Work order
The whole of the material needs to be repeated exactly, line for line.
-------------------------
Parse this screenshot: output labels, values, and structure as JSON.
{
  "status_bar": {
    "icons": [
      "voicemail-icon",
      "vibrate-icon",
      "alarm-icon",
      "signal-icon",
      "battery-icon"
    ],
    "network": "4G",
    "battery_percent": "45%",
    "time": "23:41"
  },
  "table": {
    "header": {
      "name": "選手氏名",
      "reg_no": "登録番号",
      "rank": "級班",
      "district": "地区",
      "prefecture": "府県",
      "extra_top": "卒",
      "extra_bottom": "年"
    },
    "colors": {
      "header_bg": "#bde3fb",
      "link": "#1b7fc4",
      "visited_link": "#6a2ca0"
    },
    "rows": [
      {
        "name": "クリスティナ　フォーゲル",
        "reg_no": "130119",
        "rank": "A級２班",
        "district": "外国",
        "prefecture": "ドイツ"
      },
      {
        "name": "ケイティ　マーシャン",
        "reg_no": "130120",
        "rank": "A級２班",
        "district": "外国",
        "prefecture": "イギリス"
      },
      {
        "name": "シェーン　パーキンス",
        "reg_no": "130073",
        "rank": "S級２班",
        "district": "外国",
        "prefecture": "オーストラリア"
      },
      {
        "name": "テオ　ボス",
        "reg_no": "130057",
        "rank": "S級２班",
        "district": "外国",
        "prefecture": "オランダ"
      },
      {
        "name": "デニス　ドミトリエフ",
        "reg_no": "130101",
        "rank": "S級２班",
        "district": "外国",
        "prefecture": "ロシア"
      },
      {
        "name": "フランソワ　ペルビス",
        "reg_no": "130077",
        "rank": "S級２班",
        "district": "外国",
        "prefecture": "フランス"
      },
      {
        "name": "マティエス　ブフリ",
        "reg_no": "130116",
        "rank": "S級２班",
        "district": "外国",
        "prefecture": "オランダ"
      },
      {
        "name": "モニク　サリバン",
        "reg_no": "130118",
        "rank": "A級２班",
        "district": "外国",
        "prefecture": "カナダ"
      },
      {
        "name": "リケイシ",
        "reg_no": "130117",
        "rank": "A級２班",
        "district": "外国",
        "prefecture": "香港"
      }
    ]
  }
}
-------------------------
Task result
Parse this screenshot: output labels, values, and structure as JSON.
{
  "status_bar": {
    "icons": [
      "voicemail-icon",
      "vibrate-icon",
      "alarm-icon",
      "signal-icon",
      "battery-icon"
    ],
    "network": "4G",
    "battery_percent": "45%",
    "time": "23:41"
  },
  "table": {
    "header": {
      "name": "選手氏名",
      "reg_no": "登録番号",
      "rank": "級班",
      "district": "地区",
      "prefecture": "府県",
      "extra_top": "卒",
      "extra_bottom": "年"
    },
    "colors": {
      "header_bg": "#bde3fb",
      "link": "#1b7fc4",
      "visited_link": "#6a2ca0"
    },
    "rows": [
      {
        "name": "クリスティナ　フォーゲル",
        "reg_no": "130119",
        "rank": "A級２班",
        "district": "外国",
        "prefecture": "ドイツ"
      },
      {
        "name": "ケイティ　マーシャン",
        "reg_no": "130120",
        "rank": "A級２班",
        "district": "外国",
        "prefecture": "イギリス"
      },
      {
        "name": "シェーン　パーキンス",
        "reg_no": "130073",
        "rank": "S級２班",
        "district": "外国",
        "prefecture": "オーストラリア"
      },
      {
        "name": "テオ　ボス",
        "reg_no": "130057",
        "rank": "S級２班",
        "district": "外国",
        "prefecture": "オランダ"
      },
      {
        "name": "デニス　ドミトリエフ",
        "reg_no": "130101",
        "rank": "S級２班",
        "district": "外国",
        "prefecture": "ロシア"
      },
      {
        "name": "フランソワ　ペルビス",
        "reg_no": "130077",
        "rank": "S級２班",
        "district": "外国",
        "prefecture": "フランス"
      },
      {
        "name": "マティエス　ブフリ",
        "reg_no": "130116",
        "rank": "S級２班",
        "district": "外国",
        "prefecture": "オランダ"
      },
      {
        "name": "モニク　サリバン",
        "reg_no": "130118",
        "rank": "A級２班",
        "district": "外国",
        "prefecture": "カナダ"
      },
      {
        "name": "リケイシ",
        "reg_no": "130117",
        "rank": "A級２班",
        "district": "外国",
        "prefecture": "香港"
      }
    ]
  }
}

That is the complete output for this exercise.